... configure:3417: /bin/gcc-4.6 --version >&5 ./configure: line 3419: /bin/gcc-4.6: No such file or directory ...etc...
For whatever reason, the build process assumes that
/bin/gcc-4.6exists, but in our case it is actually elsewhere (though still in the
The proposed solution for this is to simply symlink
gcc-4.6where the script expects it:
sudo ln -s /usr/local/bin/gcc-4.6 /bin/gcc-4.6
After this, you should be able to resume installing a Ruby version with RVM.
X11 has been removed from Mac OS as of OS X 10.8. Since
librsvg(which we require for ImageMagick) relies on X11, you may get an error when trying to install it with Homebrew on OS X 10.8 and above. The Apple-recommended solution is to install XQuartz.

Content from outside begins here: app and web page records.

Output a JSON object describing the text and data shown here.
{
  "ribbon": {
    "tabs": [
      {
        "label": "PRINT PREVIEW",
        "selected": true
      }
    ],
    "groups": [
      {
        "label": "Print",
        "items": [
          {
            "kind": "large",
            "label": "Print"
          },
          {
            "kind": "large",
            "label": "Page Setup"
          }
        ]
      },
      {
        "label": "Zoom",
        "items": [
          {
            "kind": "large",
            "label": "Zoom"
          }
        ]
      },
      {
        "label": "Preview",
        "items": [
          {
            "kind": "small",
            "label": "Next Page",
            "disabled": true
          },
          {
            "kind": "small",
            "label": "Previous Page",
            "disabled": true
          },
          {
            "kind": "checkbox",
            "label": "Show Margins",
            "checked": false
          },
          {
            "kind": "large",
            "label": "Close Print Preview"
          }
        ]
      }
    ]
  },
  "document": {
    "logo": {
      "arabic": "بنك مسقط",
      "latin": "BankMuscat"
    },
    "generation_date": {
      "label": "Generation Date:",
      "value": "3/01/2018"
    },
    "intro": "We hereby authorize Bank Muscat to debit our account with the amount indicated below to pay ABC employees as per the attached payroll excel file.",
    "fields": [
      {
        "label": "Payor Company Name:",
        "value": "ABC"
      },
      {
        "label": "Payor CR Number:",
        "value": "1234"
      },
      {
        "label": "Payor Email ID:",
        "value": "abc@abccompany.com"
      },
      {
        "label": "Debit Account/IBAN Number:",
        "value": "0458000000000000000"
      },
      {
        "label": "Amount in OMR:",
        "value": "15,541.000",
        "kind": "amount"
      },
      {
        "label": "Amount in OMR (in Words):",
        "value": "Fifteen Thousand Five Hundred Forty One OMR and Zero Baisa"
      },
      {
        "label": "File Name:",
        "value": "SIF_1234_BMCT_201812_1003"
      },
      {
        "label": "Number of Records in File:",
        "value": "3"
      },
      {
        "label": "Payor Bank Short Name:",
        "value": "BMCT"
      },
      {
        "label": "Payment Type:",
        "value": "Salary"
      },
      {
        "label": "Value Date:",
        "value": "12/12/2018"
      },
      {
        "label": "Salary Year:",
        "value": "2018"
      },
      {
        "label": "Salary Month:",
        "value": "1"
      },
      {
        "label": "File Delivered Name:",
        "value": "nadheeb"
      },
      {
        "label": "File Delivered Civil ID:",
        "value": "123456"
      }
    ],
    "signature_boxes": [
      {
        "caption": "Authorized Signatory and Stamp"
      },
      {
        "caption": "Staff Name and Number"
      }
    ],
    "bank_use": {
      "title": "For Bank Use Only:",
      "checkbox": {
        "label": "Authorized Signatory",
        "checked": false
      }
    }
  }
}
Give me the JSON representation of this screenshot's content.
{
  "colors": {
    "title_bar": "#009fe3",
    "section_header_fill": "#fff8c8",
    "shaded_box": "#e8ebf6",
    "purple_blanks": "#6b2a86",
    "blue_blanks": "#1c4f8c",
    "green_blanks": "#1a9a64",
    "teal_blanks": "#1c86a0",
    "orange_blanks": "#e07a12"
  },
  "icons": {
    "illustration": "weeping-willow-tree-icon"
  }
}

Once XQuartz is installed, you may be advised that you have to log out and log back in again. After doing this, you should be able to resume installing ImageMagick with librsvg.
Installing Xcode CLT via command-line
I just provided these instructions as an example of how some of the installation steps given
above can be done remotely via SSH instead of via the Mac OS X GUI. In particular, this shows
how you can mount a
.dmg file, and use
installer to install from a
Download Xcode Command Line Tools however you can, and get the file up to the filesystem of the Mac onto which you will install. If we assume for now it’s in
~/Downloads, and called something like
Go into Terminal and mount the DMG:
cd ~/Downloads hdiutil attach xcode*cltools*.dmg
Install the extracted
cd /Volumes/*"Command Line Tools"* time sudo installer -verbose -pkg *.pkg -target /
Unmount the DMG:
hdiutil detach /Volumes/*"Command Line Tools"*
You should now have quite a capable Ruby development environment, that is easy to manage and reconfigure. While not a complete development environment for other platforms, this combination of tools should make for a stable and sensible foundation to install other software to suit your programming and testing needs, including:
- Other Ruby favourites, e.g. rspec, Cucumber, and Capistrano (or maybe Mina or Chef?)
- Other compilers and interpreters6.
- Other shared libraries and utility packages.
- Tools such as GIMP, Jenkins, and VirtualBox (maybe with Vagrant?)
- Sublime Text plug-ins, packages, and other customisations. See also: Package Control.
- The full Xcode platform.
In coming articles, I may switch between different environments (including Mac, Windows, and Linux). There are some cases where I will build upon what I’ve written in this article, showing installation guides that assume you’ve already taken these steps or the ones in my Cygwin article, if you’re using Windows.
For now though, good luck, and happy coding!
Another alternative to RVM is rbenv. With
ruby-buildinstalled, RVM and rbenv both offer very similar functionality, and in some respects rbenv may be the smarter, more-lightweight choice if you’re using Bundler. Here is a brief guide that shows use of rbenv on a Mac.↩
That is, only 32-bit capable, not x64-compatible. Most Macs since then have a 64-bit capable CPU.↩
Many tools will require that your OS X is up-to-date. At the time of writing, OS X Lion (10.7) is up to 10.7.5. The Apple “Command Line Tools (OS X Lion) for Xcode - April 2013”, for instance, needs 10.7.4 or above.↩
You may find several other compilers and interpreters are already installed and ready for use, including
gcc. Some of these, however, can be replaced with newer versions that are nicely managed by Homebrew. In any case, though, I recommend reading more about them before trying to install or replace these defaults.↩